Sunday, June 08, 2008
Not quite 4 years ago, I picked up a second hand high-end PC, and parked it in my living room to act as a combined web-server and pre-heater for the air coming in through the air brick.
Tonight, all of a sudden, house power went out, and flipping switches in the twilight I finally pinned the problem down to front-of-house sockets. Unplug a shedload of stuff, bring power up, then incrementally add stuff.
When it came the turn of the web server, it just sat there beeping plaintively, so I guess the power-out was correlated with it giving up the ghost. I shall have to examine it by daylight, but unless it's something that clears itself up or can be rectified by putting another HD in, it's for the tip. All that's lost from being on-line should be just a batch of photos, and a smaller amount of miscellaneous images from fanac.
LATER -- Monday, pressing the on-switch caused some activity, but rather than beeping endlessly, it just powered itself down after a few seconds. Saturday, and it booted just fine. So I've reinstated the DNS for it, and in a few hours it should be visible globally again. Weird.
Saturday, June 07, 2008
Two more titles, as a result of filling in wet afternoons. From the top...
Crystal Blaze is set in a sorta-now sorta-generic Left Coast city, where a sorta-noirish dead-beat detective agency, with a case-load that seems to mainly involve seeking out lost pets (but has ridiculously good contacts with the figures who really run the district) gets involved with a case of missing girls, political cover-ups and Science! in the pulp tradition. It took a lot of starting, and was on the "I'm only torrenting this for completeness' sake" list for a while, but the story has finally picked up as the series passes the two-thirds mark.
Kurenai was on my "tried it and dropped it" list for a while. I'd tried the first episode, based on liking the art style I'd seen in stills -- but the OP is majorly off-putting, as was starting off with the h4x-powered kid at the centre of the story (and picture). While he actually turns out to be the generic wussy anime lead (trying to earn Shinji-like levels of disgust), and his eccentric neighbours (left and right) are fuel for a bit of slice-of-life, the real star of the show is Murasaki, the little girl placed in his care after extraction from her old aristocratic family's harem -- and who, for all her naïveté and archaic ways, has ten times the spine of her nominal guardian.
As was inevitable, the tonks have refused to be indoor cats -- it started some weeks ago when Yoko found her way out through the window that was being used for hanging out the tumble-drier vent pipe; and as the warmer weather has encouraged having windows and patio doors open, we bowed to the inevitable.
They have now discovered frogs, as fun squeaky toys.
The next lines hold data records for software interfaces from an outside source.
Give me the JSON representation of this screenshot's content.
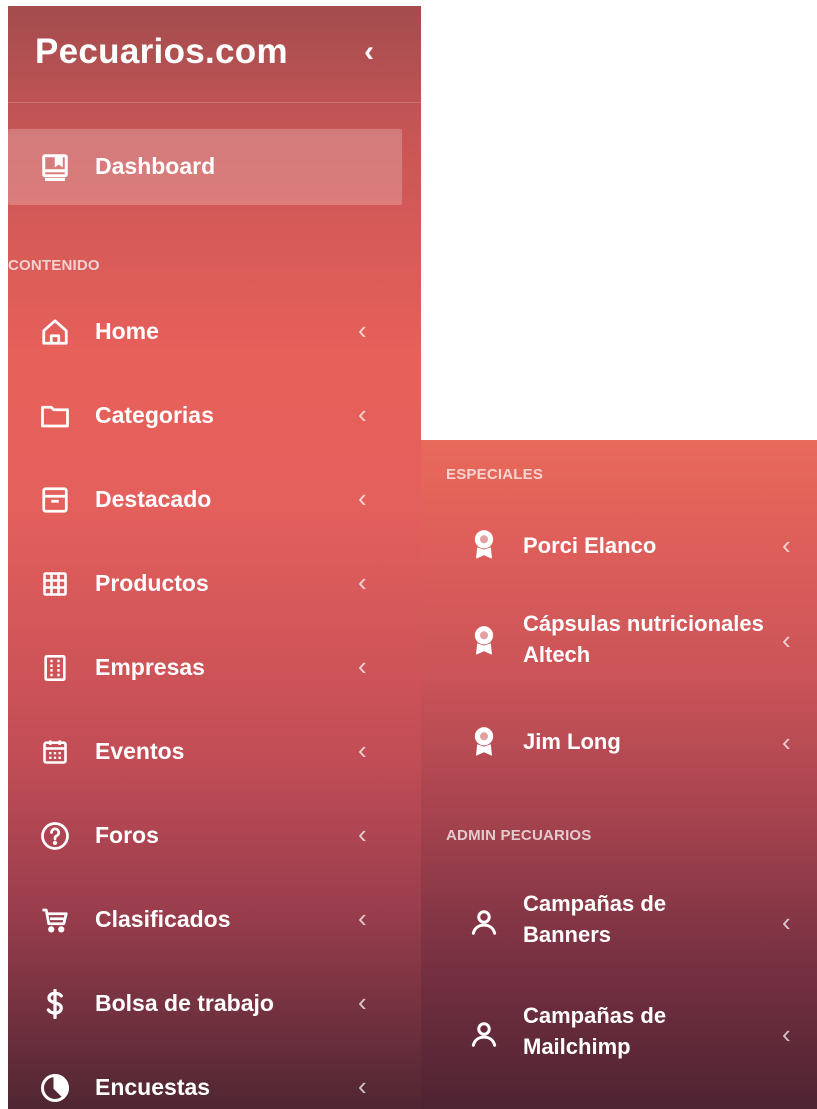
{
  "brand": {
    "title": "Pecuarios.com",
    "toggle": "‹"
  },
  "dashboard": {
    "label": "Dashboard"
  },
  "sections": {
    "contenido": "CONTENIDO",
    "especiales": "ESPECIALES",
    "admin": "ADMIN PECUARIOS"
  },
  "chevron": "‹",
  "menu": [
    {
      "label": "Home",
      "icon": "home-icon"
    },
    {
      "label": "Categorias",
      "icon": "folder-icon"
    },
    {
      "label": "Destacado",
      "icon": "archive-icon"
    },
    {
      "label": "Productos",
      "icon": "grid-icon"
    },
    {
      "label": "Empresas",
      "icon": "building-icon"
    },
    {
      "label": "Eventos",
      "icon": "calendar-icon"
    },
    {
      "label": "Foros",
      "icon": "help-circle-icon"
    },
    {
      "label": "Clasificados",
      "icon": "cart-icon"
    },
    {
      "label": "Bolsa de trabajo",
      "icon": "dollar-icon"
    },
    {
      "label": "Encuestas",
      "icon": "pie-chart-icon"
    }
  ],
  "especiales": [
    {
      "label": "Porci Elanco",
      "icon": "award-icon"
    },
    {
      "label": "Cápsulas nutricionales Altech",
      "icon": "award-icon"
    },
    {
      "label": "Jim Long",
      "icon": "award-icon"
    }
  ],
  "admin": [
    {
      "label": "Campañas de Banners",
      "icon": "user-icon"
    },
    {
      "label": "Campañas de Mailchimp",
      "icon": "user-icon"
    }
  ]
}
One got brought in just, and by the time I had managed to get both cats shut upstairs away from it, the stupid thing had vanished. Well, either it made its getaway, or the cats will find it again...
Later -- it emerged from wherever it had concealed itself, hopping a bit askew, but very lively, and is now back in the pond for the moment.
When we moved in, the neighbours next door (the other side to the drive-ornament) had a mature apple tree (probably pre-dating the house) in the garden, near the border fence, and not all that far from the back of the house -- the windfalls even influenced the design of our extension, to avoid having a trap for falling apples.
Now that's gone in a one day chainsaw blitz (apparently it was badly cankered), and there is suddenly skyline, and a view into the previously hidden unkempt depths.
Thursday, June 05, 2008
Microsoft Managed Extensibility Framework CTP release.